By NewsChina Updated Mar.1

Gaojiaozeng, which means “stilts fishing net,” is a method of fishing unique to the Jing minority living on Weidao Island in the South China Sea off the coast of Dongxing City in Guangxi Province. The fishermen stand on stilts a few meters offshore, holding a large and heavy net on their shoulders. The practice is believed to have started 500 years ago, designed by the ancestors of the Jing people to get a better view of the movement of “southern shrimps,” which, from the 6th to 8th month of the lunar year, migrate en masse from the deep sea to the shoals. The return from using fishing on stilts was high. In the past, more than 500 tons of southern shrimps would be caught in a harvest.  
In the old days, all Jing households owned stilts, and every man learned how to use fishing nets on stilts. The skills needed to make and use the nets must be mastered by Jing men. Otherwise, they would be mocked by women and even might not be able to find a wife. The tradition, however, has been dying out over the past decade. The overfishing of marine stocks has caused a significant drop in the amount of fish and shrimp in Weidao.  
Today only four elderly fishermen, the oldest of whom is over 80, know how to fish using stilts. 
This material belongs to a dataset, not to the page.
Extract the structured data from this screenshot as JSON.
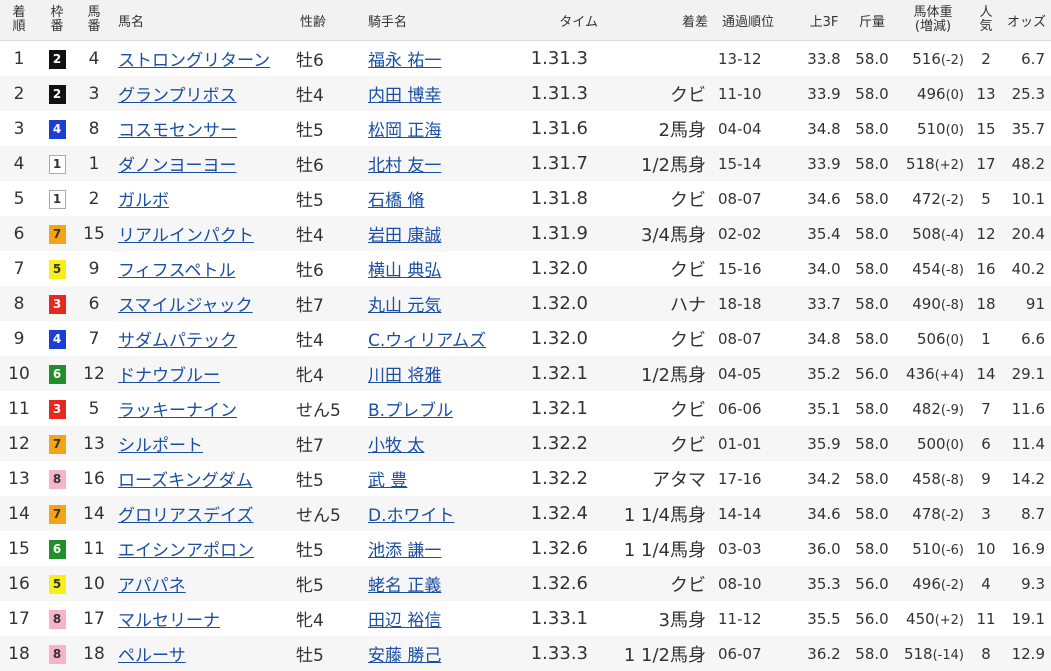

Four old men preparing to go fishing on stilts

A fisherman ties the stilts to his legs with rope

Fishing on stilts is laborious work that combines strength and skills

76-year-old Wu Ruijin's hair has turned white

The four fishermen's stilts

Pei Yongshao, 76, also carves wood as a hobby

Gao Xiongying, 74, stands before his family altar and prays